Then next following in order, came the Queen’s retinue, as lords, knights, esquires and gentlemen in their degrees, well mounted, and richly apparelled in tissues, cloth of gold, of silver, tinsels, and velvets embroidered, fresh and goodly to behold. The Queen then by name Katheryne, sitting in her litter, borne by two white palfreys, the litter covered, and richly apparelled, and the palfreys trapped in white cloth of gold, her person apparelled in white satin embroidered, her hair hanging down to her Back, of a very great length, beautiful and goodly to behold, and on her head a coronal, set with many rich orient stones. Next after, six honourable personages on white palfreys, all apparelled in cloth of gold, and then a chariot covered, and the ladies therein, all apparelled in cloth of gold. And another sort of ladies, and then another chariot, then the ladies next the chariot, and so in order, every after their degrees in cloth of gold, cloth of silver, tinsels, and velvet, with embroideries, every complement of the said chariots, and the draught harnessses, were powdered with ermines, mixed with cloth of gold: and with much joy and honour, came to Westminster where was high preparation made, as well for the said coronation, also for the solemn feast and jousts, therein to be had and done.”
The king and queen were crowned on 24th June at Westminster Abbey.
Notes and Sources
Picture: From the “Coronation Ode” by Thomas More.

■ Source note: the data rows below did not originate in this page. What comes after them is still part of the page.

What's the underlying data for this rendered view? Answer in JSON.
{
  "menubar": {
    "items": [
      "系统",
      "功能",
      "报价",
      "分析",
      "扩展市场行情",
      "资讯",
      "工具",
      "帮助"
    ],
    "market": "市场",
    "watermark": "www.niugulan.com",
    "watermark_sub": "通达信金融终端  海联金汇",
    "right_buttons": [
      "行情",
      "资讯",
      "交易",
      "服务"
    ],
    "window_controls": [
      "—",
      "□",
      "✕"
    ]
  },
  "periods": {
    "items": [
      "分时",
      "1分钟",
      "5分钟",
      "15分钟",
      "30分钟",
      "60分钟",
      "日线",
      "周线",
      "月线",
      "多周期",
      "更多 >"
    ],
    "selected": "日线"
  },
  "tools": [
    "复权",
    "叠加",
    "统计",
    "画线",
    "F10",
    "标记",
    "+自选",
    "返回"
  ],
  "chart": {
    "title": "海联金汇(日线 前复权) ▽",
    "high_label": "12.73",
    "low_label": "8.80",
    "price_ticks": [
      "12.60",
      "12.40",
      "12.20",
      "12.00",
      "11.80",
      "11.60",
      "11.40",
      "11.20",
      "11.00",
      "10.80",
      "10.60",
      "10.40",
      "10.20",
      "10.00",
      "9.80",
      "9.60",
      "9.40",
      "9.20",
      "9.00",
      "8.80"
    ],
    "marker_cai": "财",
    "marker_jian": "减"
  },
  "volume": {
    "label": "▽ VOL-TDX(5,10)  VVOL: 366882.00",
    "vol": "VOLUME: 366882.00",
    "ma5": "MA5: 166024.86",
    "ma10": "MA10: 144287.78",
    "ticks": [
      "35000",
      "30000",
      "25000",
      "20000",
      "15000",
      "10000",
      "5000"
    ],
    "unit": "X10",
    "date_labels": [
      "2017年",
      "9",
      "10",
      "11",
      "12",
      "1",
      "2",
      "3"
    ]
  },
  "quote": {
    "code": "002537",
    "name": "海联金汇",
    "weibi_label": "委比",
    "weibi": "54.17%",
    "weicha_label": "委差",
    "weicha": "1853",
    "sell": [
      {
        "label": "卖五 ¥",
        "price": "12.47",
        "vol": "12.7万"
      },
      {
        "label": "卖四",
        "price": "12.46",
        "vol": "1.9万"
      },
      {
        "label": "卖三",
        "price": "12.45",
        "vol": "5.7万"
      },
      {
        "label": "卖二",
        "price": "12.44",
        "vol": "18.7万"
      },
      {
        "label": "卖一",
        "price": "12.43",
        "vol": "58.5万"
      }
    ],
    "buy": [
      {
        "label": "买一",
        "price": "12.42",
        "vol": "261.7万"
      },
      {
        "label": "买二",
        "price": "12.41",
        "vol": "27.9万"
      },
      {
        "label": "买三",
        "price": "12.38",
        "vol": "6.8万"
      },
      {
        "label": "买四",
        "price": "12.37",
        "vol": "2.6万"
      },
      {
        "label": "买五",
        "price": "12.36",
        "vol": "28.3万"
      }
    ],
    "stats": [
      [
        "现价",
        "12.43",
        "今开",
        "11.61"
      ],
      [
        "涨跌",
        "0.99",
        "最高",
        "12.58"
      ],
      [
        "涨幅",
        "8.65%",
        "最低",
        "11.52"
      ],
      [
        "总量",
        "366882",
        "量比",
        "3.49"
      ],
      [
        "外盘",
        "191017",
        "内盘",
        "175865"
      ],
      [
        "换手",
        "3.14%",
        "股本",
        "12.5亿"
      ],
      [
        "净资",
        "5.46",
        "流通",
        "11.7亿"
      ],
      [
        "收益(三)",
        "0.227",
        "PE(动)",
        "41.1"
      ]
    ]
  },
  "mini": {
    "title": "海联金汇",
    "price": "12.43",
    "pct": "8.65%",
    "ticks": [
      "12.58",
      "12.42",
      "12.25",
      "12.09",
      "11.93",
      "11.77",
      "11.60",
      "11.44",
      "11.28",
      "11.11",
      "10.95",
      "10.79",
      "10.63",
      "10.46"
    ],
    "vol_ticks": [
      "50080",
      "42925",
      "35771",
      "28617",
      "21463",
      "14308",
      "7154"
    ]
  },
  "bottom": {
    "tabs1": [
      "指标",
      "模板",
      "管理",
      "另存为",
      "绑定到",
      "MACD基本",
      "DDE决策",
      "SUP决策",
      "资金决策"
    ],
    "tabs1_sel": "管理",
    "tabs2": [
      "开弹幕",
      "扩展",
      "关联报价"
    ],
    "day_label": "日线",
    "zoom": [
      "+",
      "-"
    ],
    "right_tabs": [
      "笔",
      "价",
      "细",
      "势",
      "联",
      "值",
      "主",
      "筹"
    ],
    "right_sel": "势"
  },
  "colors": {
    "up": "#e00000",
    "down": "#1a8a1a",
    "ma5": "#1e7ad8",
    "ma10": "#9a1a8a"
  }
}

- Hall, Edward (d. 1547), Hall’s chronicle : containing the history of England, during the reign of Henry the Fourth, and the succeeding monarchs, to the end of the reign of Henry the Eighth, in which are particularly described the manners and customs of those periods. Carefully collated with the editions of 1548 and 1550, J Johnson, London, 1809, p. 507-509.